(Exercise goal): Across the entries below, how many lines have the string "vision" in them? Reply with only the number.

*** Records for this task ***

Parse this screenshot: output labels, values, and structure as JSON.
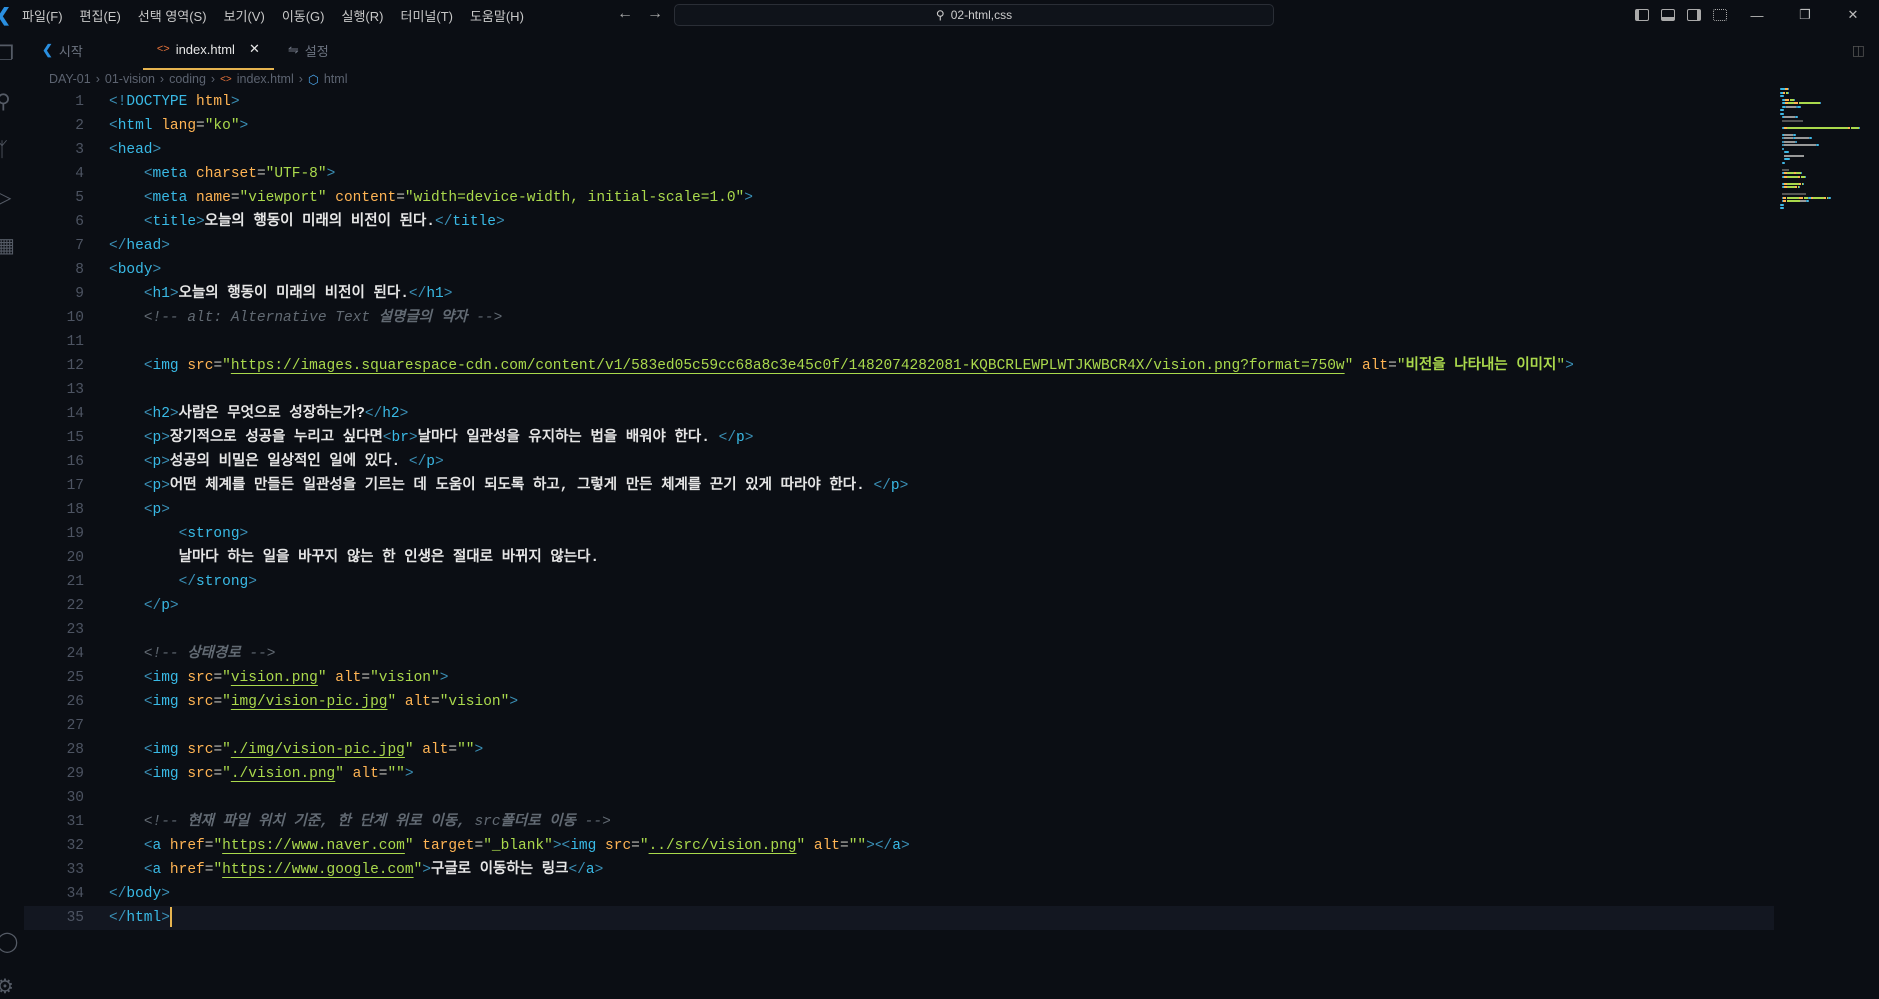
{
  "titlebar": {
    "menus": [
      "파일(F)",
      "편집(E)",
      "선택 영역(S)",
      "보기(V)",
      "이동(G)",
      "실행(R)",
      "터미널(T)",
      "도움말(H)"
    ],
    "search": "02-html,css"
  },
  "tabs": [
    {
      "label": "시작"
    },
    {
      "label": "index.html",
      "active": true
    },
    {
      "label": "설정"
    }
  ],
  "breadcrumb": [
    "DAY-01",
    "01-vision",
    "coding",
    "index.html",
    "html"
  ],
  "colors": {
    "background": "#0b0e14",
    "tag": "#39bae6",
    "attribute": "#ffb454",
    "string": "#aad94c",
    "comment": "#626a73",
    "cursor": "#e6b450"
  },
  "editor": {
    "current_line": 35,
    "lines": [
      [
        [
          "p",
          "<!"
        ],
        [
          "t",
          "DOCTYPE"
        ],
        [
          "a",
          " html"
        ],
        [
          "p",
          ">"
        ]
      ],
      [
        [
          "p",
          "<"
        ],
        [
          "t",
          "html"
        ],
        [
          "a",
          " lang"
        ],
        [
          "o",
          "="
        ],
        [
          "s",
          "\"ko\""
        ],
        [
          "p",
          ">"
        ]
      ],
      [
        [
          "p",
          "<"
        ],
        [
          "t",
          "head"
        ],
        [
          "p",
          ">"
        ]
      ],
      [
        [
          "o",
          "    "
        ],
        [
          "p",
          "<"
        ],
        [
          "t",
          "meta"
        ],
        [
          "a",
          " charset"
        ],
        [
          "o",
          "="
        ],
        [
          "s",
          "\"UTF-8\""
        ],
        [
          "p",
          ">"
        ]
      ],
      [
        [
          "o",
          "    "
        ],
        [
          "p",
          "<"
        ],
        [
          "t",
          "meta"
        ],
        [
          "a",
          " name"
        ],
        [
          "o",
          "="
        ],
        [
          "s",
          "\"viewport\""
        ],
        [
          "a",
          " content"
        ],
        [
          "o",
          "="
        ],
        [
          "s",
          "\"width=device-width, initial-scale=1.0\""
        ],
        [
          "p",
          ">"
        ]
      ],
      [
        [
          "o",
          "    "
        ],
        [
          "p",
          "<"
        ],
        [
          "t",
          "title"
        ],
        [
          "p",
          ">"
        ],
        [
          "x",
          "오늘의 행동이 미래의 비전이 된다."
        ],
        [
          "p",
          "</"
        ],
        [
          "t",
          "title"
        ],
        [
          "p",
          ">"
        ]
      ],
      [
        [
          "p",
          "</"
        ],
        [
          "t",
          "head"
        ],
        [
          "p",
          ">"
        ]
      ],
      [
        [
          "p",
          "<"
        ],
        [
          "t",
          "body"
        ],
        [
          "p",
          ">"
        ]
      ],
      [
        [
          "o",
          "    "
        ],
        [
          "p",
          "<"
        ],
        [
          "t",
          "h1"
        ],
        [
          "p",
          ">"
        ],
        [
          "x",
          "오늘의 행동이 미래의 비전이 된다."
        ],
        [
          "p",
          "</"
        ],
        [
          "t",
          "h1"
        ],
        [
          "p",
          ">"
        ]
      ],
      [
        [
          "o",
          "    "
        ],
        [
          "c",
          "<!-- alt: Alternative Text "
        ],
        [
          "ck",
          "설명글의 약자"
        ],
        [
          "c",
          " -->"
        ]
      ],
      [],
      [
        [
          "o",
          "    "
        ],
        [
          "p",
          "<"
        ],
        [
          "t",
          "img"
        ],
        [
          "a",
          " src"
        ],
        [
          "o",
          "="
        ],
        [
          "s",
          "\""
        ],
        [
          "u",
          "https://images.squarespace-cdn.com/content/v1/583ed05c59cc68a8c3e45c0f/1482074282081-KQBCRLEWPLWTJKWBCR4X/vision.png?format=750w"
        ],
        [
          "s",
          "\""
        ],
        [
          "a",
          " alt"
        ],
        [
          "o",
          "="
        ],
        [
          "s",
          "\""
        ],
        [
          "sk",
          "비전을 나타내는 이미지"
        ],
        [
          "s",
          "\""
        ],
        [
          "p",
          ">"
        ]
      ],
      [],
      [
        [
          "o",
          "    "
        ],
        [
          "p",
          "<"
        ],
        [
          "t",
          "h2"
        ],
        [
          "p",
          ">"
        ],
        [
          "x",
          "사람은 무엇으로 성장하는가?"
        ],
        [
          "p",
          "</"
        ],
        [
          "t",
          "h2"
        ],
        [
          "p",
          ">"
        ]
      ],
      [
        [
          "o",
          "    "
        ],
        [
          "p",
          "<"
        ],
        [
          "t",
          "p"
        ],
        [
          "p",
          ">"
        ],
        [
          "x",
          "장기적으로 성공을 누리고 싶다면"
        ],
        [
          "p",
          "<"
        ],
        [
          "t",
          "br"
        ],
        [
          "p",
          ">"
        ],
        [
          "x",
          "날마다 일관성을 유지하는 법을 배워야 한다. "
        ],
        [
          "p",
          "</"
        ],
        [
          "t",
          "p"
        ],
        [
          "p",
          ">"
        ]
      ],
      [
        [
          "o",
          "    "
        ],
        [
          "p",
          "<"
        ],
        [
          "t",
          "p"
        ],
        [
          "p",
          ">"
        ],
        [
          "x",
          "성공의 비밀은 일상적인 일에 있다. "
        ],
        [
          "p",
          "</"
        ],
        [
          "t",
          "p"
        ],
        [
          "p",
          ">"
        ]
      ],
      [
        [
          "o",
          "    "
        ],
        [
          "p",
          "<"
        ],
        [
          "t",
          "p"
        ],
        [
          "p",
          ">"
        ],
        [
          "x",
          "어떤 체계를 만들든 일관성을 기르는 데 도움이 되도록 하고, 그렇게 만든 체계를 끈기 있게 따라야 한다. "
        ],
        [
          "p",
          "</"
        ],
        [
          "t",
          "p"
        ],
        [
          "p",
          ">"
        ]
      ],
      [
        [
          "o",
          "    "
        ],
        [
          "p",
          "<"
        ],
        [
          "t",
          "p"
        ],
        [
          "p",
          ">"
        ]
      ],
      [
        [
          "o",
          "        "
        ],
        [
          "p",
          "<"
        ],
        [
          "t",
          "strong"
        ],
        [
          "p",
          ">"
        ]
      ],
      [
        [
          "o",
          "        "
        ],
        [
          "x",
          "날마다 하는 일을 바꾸지 않는 한 인생은 절대로 바뀌지 않는다."
        ]
      ],
      [
        [
          "o",
          "        "
        ],
        [
          "p",
          "</"
        ],
        [
          "t",
          "strong"
        ],
        [
          "p",
          ">"
        ]
      ],
      [
        [
          "o",
          "    "
        ],
        [
          "p",
          "</"
        ],
        [
          "t",
          "p"
        ],
        [
          "p",
          ">"
        ]
      ],
      [],
      [
        [
          "o",
          "    "
        ],
        [
          "c",
          "<!-- "
        ],
        [
          "ck",
          "상태경로"
        ],
        [
          "c",
          " -->"
        ]
      ],
      [
        [
          "o",
          "    "
        ],
        [
          "p",
          "<"
        ],
        [
          "t",
          "img"
        ],
        [
          "a",
          " src"
        ],
        [
          "o",
          "="
        ],
        [
          "s",
          "\""
        ],
        [
          "u",
          "vision.png"
        ],
        [
          "s",
          "\""
        ],
        [
          "a",
          " alt"
        ],
        [
          "o",
          "="
        ],
        [
          "s",
          "\"vision\""
        ],
        [
          "p",
          ">"
        ]
      ],
      [
        [
          "o",
          "    "
        ],
        [
          "p",
          "<"
        ],
        [
          "t",
          "img"
        ],
        [
          "a",
          " src"
        ],
        [
          "o",
          "="
        ],
        [
          "s",
          "\""
        ],
        [
          "u",
          "img/vision-pic.jpg"
        ],
        [
          "s",
          "\""
        ],
        [
          "a",
          " alt"
        ],
        [
          "o",
          "="
        ],
        [
          "s",
          "\"vision\""
        ],
        [
          "p",
          ">"
        ]
      ],
      [],
      [
        [
          "o",
          "    "
        ],
        [
          "p",
          "<"
        ],
        [
          "t",
          "img"
        ],
        [
          "a",
          " src"
        ],
        [
          "o",
          "="
        ],
        [
          "s",
          "\""
        ],
        [
          "u",
          "./img/vision-pic.jpg"
        ],
        [
          "s",
          "\""
        ],
        [
          "a",
          " alt"
        ],
        [
          "o",
          "="
        ],
        [
          "s",
          "\"\""
        ],
        [
          "p",
          ">"
        ]
      ],
      [
        [
          "o",
          "    "
        ],
        [
          "p",
          "<"
        ],
        [
          "t",
          "img"
        ],
        [
          "a",
          " src"
        ],
        [
          "o",
          "="
        ],
        [
          "s",
          "\""
        ],
        [
          "u",
          "./vision.png"
        ],
        [
          "s",
          "\""
        ],
        [
          "a",
          " alt"
        ],
        [
          "o",
          "="
        ],
        [
          "s",
          "\"\""
        ],
        [
          "p",
          ">"
        ]
      ],
      [],
      [
        [
          "o",
          "    "
        ],
        [
          "c",
          "<!-- "
        ],
        [
          "ck",
          "현재 파일 위치 기준, 한 단계 위로 이동,"
        ],
        [
          "c",
          " src"
        ],
        [
          "ck",
          "폴더로 이동"
        ],
        [
          "c",
          " -->"
        ]
      ],
      [
        [
          "o",
          "    "
        ],
        [
          "p",
          "<"
        ],
        [
          "t",
          "a"
        ],
        [
          "a",
          " href"
        ],
        [
          "o",
          "="
        ],
        [
          "s",
          "\""
        ],
        [
          "u",
          "https://www.naver.com"
        ],
        [
          "s",
          "\""
        ],
        [
          "a",
          " target"
        ],
        [
          "o",
          "="
        ],
        [
          "s",
          "\"_blank\""
        ],
        [
          "p",
          "><"
        ],
        [
          "t",
          "img"
        ],
        [
          "a",
          " src"
        ],
        [
          "o",
          "="
        ],
        [
          "s",
          "\""
        ],
        [
          "u",
          "../src/vision.png"
        ],
        [
          "s",
          "\""
        ],
        [
          "a",
          " alt"
        ],
        [
          "o",
          "="
        ],
        [
          "s",
          "\"\""
        ],
        [
          "p",
          "></"
        ],
        [
          "t",
          "a"
        ],
        [
          "p",
          ">"
        ]
      ],
      [
        [
          "o",
          "    "
        ],
        [
          "p",
          "<"
        ],
        [
          "t",
          "a"
        ],
        [
          "a",
          " href"
        ],
        [
          "o",
          "="
        ],
        [
          "s",
          "\""
        ],
        [
          "u",
          "https://www.google.com"
        ],
        [
          "s",
          "\""
        ],
        [
          "p",
          ">"
        ],
        [
          "x",
          "구글로 이동하는 링크"
        ],
        [
          "p",
          "</"
        ],
        [
          "t",
          "a"
        ],
        [
          "p",
          ">"
        ]
      ],
      [
        [
          "p",
          "</"
        ],
        [
          "t",
          "body"
        ],
        [
          "p",
          ">"
        ]
      ],
      [
        [
          "p",
          "</"
        ],
        [
          "t",
          "html"
        ],
        [
          "p",
          ">"
        ]
      ]
    ]
  }
}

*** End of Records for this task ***

(Solution for this exercise): 9